  4. ^ Patterson, Ian (2013). "John Rodker, Julius Ratner and Wyndham Lewis: The Split-Man Writes Back". In Gasiorek, Andrzej; Reeve-Tucker, Alice; Waddell, Nathan (eds.). Wyndham Lewis and the Cultures of Modernity. Ashgate. p. 97. ISBN 978-1-4094-7901-7.
  5. ^ Patterson, Ian (2013). "The Translation of Soviet Literature". In Beasley, Rebecca; Bullock, Philip Ross (eds.). Russia in Britain, 1880–1940: From Melodrama to Modernism. Oxford University Press. p. 189. ISBN 978-0-19-966086-5.
  6. ^ Zilboorg, Caroline (2001). The Masks of Mary Renault: A Literary Biography. University of Missouri Press. pp. 67–70, 87. ISBN 978-0-8262-1322-8.
  7. ^ a b c Baker, William; Roberts Shumaker, Jeanette (2017). "Pioneers: E. O. Deutsch, B. L. Farjeon, Israel Gollancz, Leonard Merrick, and Lazarus Aaronson". The Literature of the Fox: A Reference and Critical Guide to Jewish Writing in the UK. AMS Studies in Modern Literature.

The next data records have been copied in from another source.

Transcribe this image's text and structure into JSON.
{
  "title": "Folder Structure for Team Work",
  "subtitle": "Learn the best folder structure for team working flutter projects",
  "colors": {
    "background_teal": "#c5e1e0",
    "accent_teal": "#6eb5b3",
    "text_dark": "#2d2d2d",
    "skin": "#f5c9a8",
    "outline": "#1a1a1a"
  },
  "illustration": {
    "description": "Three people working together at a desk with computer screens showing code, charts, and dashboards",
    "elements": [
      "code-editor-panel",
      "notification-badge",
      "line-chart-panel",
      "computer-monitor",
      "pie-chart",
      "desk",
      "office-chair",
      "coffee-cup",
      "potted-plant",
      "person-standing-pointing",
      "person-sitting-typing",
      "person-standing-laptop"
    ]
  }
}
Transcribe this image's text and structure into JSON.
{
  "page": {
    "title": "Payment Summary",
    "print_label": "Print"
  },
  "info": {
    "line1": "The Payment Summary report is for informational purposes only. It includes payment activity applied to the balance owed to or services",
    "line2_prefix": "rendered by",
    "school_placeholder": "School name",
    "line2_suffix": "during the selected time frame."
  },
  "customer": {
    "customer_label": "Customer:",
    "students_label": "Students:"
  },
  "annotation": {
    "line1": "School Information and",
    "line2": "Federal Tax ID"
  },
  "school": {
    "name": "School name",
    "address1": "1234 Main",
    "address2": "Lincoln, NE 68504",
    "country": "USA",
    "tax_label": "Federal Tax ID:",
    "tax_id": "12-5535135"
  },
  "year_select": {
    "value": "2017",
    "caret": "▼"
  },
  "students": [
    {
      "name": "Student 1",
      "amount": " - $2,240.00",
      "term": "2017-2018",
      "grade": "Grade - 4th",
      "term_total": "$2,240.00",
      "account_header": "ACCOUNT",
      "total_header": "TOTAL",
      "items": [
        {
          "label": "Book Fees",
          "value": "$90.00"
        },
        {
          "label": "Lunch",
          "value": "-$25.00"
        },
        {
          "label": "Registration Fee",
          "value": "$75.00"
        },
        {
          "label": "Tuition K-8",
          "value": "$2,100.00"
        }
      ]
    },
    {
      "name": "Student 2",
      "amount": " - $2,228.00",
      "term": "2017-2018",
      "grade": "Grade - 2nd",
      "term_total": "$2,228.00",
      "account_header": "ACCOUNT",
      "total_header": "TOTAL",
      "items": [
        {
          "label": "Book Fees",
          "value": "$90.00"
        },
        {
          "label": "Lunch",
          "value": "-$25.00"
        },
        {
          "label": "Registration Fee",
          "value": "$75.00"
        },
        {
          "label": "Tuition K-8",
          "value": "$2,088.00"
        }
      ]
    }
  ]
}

AMS Press. pp. 21–30. ISBN 978-0-404-65531-0.
  8. ^ a b c Rubinstein, William D., ed. (2011). "Aaronson, Lazarus Leonard". The Palgrave Dictionary of Anglo-Jewish History. Palgrave Macmillan. p. 2. ISBN 978-1-4039-3910-4.
  9. ^ "[In the Divorce Court, London, yesterday...]". The Glasgow Herald. 30 October 1931. p. 11.
  10. ^ Trilling, Ossia (28 April 1989). "Lydia Sherwood [obituary]". The Independent. p. 35.
  11. ^ Knowlson, James (1993). "Letter: Friends of Beckett". Jewish Quarterly. 40 (1): 72. doi:10.1080/0449010X.1993.10705916 (inactive 26 March 2020).
  12. ^ "Portrait Sketch: Laz Aaronson by Graham Hutton". Radio Times (1472). 25 January 1952. p. 16.
  13. ^ "No. 41589". The London Gazette (Supplement). 30 December 1958. p. 15.
  14. ^ Sutton, David (January 2015). "The Names of Modern British and Irish Literature" (PDF). Name Authority List of the Location Register of English Literary Manuscripts and Letters. University of Reading. p. 1. Retrieved 26 January 2015.
  15. ^ a b Skolnik, Fred, ed. (2007). "Aaronson, Lazarus Leonard". Encyclopaedia Judaica. Volume 1 (second ed.). Gale Thomson. p. 224. ISBN 978-0-02-865928-2.
  16. ^ Extracts of the reviews are reprinted in Aaronson, L. (1933). Poems. V. Gollancz.
  17. ^ a b c Jacobs, Arthur Chaim (1967). "Lazarus Aaronson: Two Unpublished Poems". Jewish Quarterly. 15 (1–2): 13. doi:10.1080/0449010X.1967.10703091 (inactive 26 March 2020).
  18. ^ Leftwich, Joseph (1959). "Hasidic Influences in Imaginative English Literature". Jewish Book Annual. 17: 3.
  19. ^ Baker, William (July 2010). "Reviewed Work: Whitechapel at War: Isaac Rosenberg and his Circle by Sarah MacDougall, Rachel Dickinson". The Modern Language Review. 105 (3): 854.
What is Wiki.RIP There is a free information resource on the Internet. It is open to any user. Wiki is a library that is public and multilingual.

The basis of this page is on Wikipedia. Text licensed under CC BY-SA 3.0 Unported License..

Wikipedia® is a registered trademark of Wikimedia Foundation, Inc. is an independent company that is not affiliated with the Wikimedia Foundation (Wikimedia Foundation).

Privacy Policy      Terms of Use      Disclaimer